### What is expected
In the entries that follow, which lines hold the string "legend"? List them.

====== Data listing ======

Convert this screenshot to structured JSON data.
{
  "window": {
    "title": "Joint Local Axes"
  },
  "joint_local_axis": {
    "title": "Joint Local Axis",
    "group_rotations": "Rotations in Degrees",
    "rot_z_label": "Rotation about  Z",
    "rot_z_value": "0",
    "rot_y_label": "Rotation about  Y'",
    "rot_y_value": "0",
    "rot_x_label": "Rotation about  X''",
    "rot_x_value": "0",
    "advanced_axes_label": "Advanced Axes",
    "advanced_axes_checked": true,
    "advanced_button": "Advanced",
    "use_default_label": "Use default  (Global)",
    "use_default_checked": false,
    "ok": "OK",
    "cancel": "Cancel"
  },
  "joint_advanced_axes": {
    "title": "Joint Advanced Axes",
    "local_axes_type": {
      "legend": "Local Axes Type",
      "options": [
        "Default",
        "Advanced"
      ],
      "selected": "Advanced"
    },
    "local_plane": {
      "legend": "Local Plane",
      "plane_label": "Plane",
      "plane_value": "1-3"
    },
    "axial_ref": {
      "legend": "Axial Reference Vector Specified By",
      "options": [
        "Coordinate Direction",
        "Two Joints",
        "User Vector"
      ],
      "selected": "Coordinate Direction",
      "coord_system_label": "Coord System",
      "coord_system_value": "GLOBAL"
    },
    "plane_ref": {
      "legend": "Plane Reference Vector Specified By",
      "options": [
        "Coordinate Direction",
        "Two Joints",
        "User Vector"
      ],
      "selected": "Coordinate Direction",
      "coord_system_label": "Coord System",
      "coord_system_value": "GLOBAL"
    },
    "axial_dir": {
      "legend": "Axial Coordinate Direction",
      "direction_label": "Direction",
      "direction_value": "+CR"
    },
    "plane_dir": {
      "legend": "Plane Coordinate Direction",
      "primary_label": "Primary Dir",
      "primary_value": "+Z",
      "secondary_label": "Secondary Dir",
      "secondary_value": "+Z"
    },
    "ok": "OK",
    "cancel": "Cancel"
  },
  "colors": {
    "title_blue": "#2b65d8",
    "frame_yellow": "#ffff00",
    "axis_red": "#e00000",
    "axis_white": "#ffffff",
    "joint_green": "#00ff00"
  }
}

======

### Written response
      "legend": "Local Axes Type",
      "legend": "Local Plane",
      "legend": "Axial Reference Vector Specified By",
      "legend": "Plane Reference Vector Specified By",
      "legend": "Axial Coordinate Direction",
      "legend": "Plane Coordinate Direction",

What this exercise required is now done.